For many marketers, the end of the year marks the end of their budget cycle. It is certainly not revealed scripture that marketing budgets are limited and that any new expenditure must be carefully justified. In this process, it is very important not to under or overvalue the contribution of any marketing initiative. Organic search is particularly difficult to evaluate, because the point at which the user connects with your marketing message can be almost anywhere in the purchase cycle—from initial research to post purchase satisfaction and loyalty.
Just a few years ago, the entire conversion process was easier to model, because the system was simpler. As we have gone to a multiscreen, omnichannel, integrated marketing system, the number of marketing touchpoints has exploded. Each is a variable, and with each variable there is often an entire marketing program—email, affiliate, paid search, display, organic search—that must be evaluated during the budgeting process. As marketing programs are more tightly integrated, it is increasingly difficult to understand the marketing system dynamics and accurately tease out the impact of each specific marketing activities and initiatives.
It is essential that you build and use an attribution model if you plan to optimize the results of your marketing spend—get the most bang for your buck. Sure, e-commerce sites can identify and track an individual’s path from first encounter to purchase, but the proverbial rubber hits the road, when it comes to attaching a specific value, a valence, to each action along the path, thus building an attribution model. Today, building such models is an essential part of the marketing and budgeting process. Marketers develop and use such models to provide frameworks for evaluating and interpreting the importance of each digitally recorded action as the consumer moves through the purchase process.
There are a number of basic types of attribution models, but each online business is so unique in how it specifically goes to market that one size does not fit all. An individual model should be built that reflects the company or brand’s specific marketing philosophy and activities.

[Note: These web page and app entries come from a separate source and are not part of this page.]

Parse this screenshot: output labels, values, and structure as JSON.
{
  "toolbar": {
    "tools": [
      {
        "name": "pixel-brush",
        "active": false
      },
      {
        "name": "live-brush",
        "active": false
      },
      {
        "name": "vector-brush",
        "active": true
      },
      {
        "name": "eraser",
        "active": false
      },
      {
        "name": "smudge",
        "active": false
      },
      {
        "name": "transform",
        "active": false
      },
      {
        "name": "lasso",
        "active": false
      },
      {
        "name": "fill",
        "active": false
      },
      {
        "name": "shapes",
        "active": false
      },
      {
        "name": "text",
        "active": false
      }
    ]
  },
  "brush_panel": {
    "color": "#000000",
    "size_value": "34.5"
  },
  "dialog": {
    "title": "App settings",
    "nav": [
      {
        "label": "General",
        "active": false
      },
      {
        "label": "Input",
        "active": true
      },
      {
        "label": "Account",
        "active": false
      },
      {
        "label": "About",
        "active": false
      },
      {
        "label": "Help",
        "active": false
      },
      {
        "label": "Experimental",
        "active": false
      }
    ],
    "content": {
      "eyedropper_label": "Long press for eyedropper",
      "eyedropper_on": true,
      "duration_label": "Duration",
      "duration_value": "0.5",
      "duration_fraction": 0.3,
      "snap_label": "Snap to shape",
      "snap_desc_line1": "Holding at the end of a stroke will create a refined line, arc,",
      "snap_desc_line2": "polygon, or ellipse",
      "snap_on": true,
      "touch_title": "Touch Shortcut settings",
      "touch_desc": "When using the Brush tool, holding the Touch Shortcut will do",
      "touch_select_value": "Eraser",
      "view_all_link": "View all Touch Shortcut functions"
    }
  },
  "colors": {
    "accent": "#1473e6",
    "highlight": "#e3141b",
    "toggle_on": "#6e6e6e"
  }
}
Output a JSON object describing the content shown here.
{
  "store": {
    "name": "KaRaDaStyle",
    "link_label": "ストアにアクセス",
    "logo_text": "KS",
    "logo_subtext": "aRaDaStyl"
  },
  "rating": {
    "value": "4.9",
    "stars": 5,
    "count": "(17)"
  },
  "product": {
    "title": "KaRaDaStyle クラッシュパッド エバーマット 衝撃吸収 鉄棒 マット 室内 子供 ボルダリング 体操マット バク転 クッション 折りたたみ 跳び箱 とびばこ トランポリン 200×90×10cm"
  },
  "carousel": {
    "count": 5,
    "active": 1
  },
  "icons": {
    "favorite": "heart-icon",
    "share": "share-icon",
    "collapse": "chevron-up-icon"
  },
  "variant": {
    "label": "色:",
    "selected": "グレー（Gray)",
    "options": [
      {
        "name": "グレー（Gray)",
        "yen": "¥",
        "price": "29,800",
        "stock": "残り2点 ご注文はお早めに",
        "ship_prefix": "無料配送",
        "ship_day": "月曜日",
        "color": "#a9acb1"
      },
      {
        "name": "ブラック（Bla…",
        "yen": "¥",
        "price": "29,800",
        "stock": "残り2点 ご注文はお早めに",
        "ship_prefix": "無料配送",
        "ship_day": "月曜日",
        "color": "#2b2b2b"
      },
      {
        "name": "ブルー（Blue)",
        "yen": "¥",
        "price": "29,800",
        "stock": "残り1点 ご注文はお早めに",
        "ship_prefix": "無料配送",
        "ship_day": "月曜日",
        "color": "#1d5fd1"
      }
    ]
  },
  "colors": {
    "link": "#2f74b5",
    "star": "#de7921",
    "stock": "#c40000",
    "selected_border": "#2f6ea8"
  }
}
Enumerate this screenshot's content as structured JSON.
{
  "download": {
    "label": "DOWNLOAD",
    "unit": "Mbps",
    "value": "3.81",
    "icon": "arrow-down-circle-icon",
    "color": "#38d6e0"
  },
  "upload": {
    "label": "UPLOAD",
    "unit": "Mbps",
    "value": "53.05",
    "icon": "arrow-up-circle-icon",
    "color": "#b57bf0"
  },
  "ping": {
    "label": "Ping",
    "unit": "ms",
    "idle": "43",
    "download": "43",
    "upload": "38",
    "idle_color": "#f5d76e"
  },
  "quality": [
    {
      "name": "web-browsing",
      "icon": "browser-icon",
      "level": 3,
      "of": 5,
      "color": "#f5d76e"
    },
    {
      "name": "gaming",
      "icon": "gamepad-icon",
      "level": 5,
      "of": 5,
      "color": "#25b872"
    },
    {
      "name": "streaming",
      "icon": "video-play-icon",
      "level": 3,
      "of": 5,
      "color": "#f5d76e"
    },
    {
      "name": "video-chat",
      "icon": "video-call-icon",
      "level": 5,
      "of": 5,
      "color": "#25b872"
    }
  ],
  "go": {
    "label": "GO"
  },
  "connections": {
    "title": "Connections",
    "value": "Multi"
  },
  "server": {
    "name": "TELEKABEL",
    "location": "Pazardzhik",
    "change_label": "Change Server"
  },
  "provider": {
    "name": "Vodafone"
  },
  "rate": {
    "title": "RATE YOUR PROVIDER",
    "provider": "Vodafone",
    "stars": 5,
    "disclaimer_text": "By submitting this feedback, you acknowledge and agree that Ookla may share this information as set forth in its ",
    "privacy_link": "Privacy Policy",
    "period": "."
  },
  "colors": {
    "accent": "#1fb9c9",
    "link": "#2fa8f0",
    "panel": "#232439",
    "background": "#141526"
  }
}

If you use organic search as your tip-of-the spear prospecting tool, a model that ascribes the most value to the first click (a first click model), may understate the role of the other activities that go into your marketing effort. In the past, first-click models gave new e-commerce-only businesses an easy way to frame brand recognition and customer acquisition, but they are much too simple for complex marketing programs.
Another popular type of model which gives the most credit to the last event that happened prior to purchase often overstates the role of the activities that occurred subsequent to the initial contact that may, in fact, have resulted from an organic search. Thus, they understate the impact organic search has on the marketing success.
Other types of models use more linear approaches, where each touchpoint is given equal credit for the final conversion. But not all events are equal, and consumers take many different and often unpredictable paths. The more sophisticated models ascribe the majority of the credit to the first or last click and then gives varying valences to the other touchpoints. Other models, so-called “time decay” models, recognize and respect the length of the purchase process and give the most credit to the most recent activity and less to those that occurred days or weeks before. To decide what model will more fairly depict the value of your organic search program, you need to consider where and how organic search fits in the purchasing process. Your analytics will help you recognize the paths that customers coming from search typically follow.
As you go about building your budget, look closely at the role that organic search plays in your overall marketing program. Build an attribution model that recognizes how your consumers relate to your site through search. Then, as you budget, you may find that you are giving too little credit or too much credit to organic search. In my experience, most marketers find themselves wishing for better search organic search results because they find that it is a key force, no matter what type of model they are using.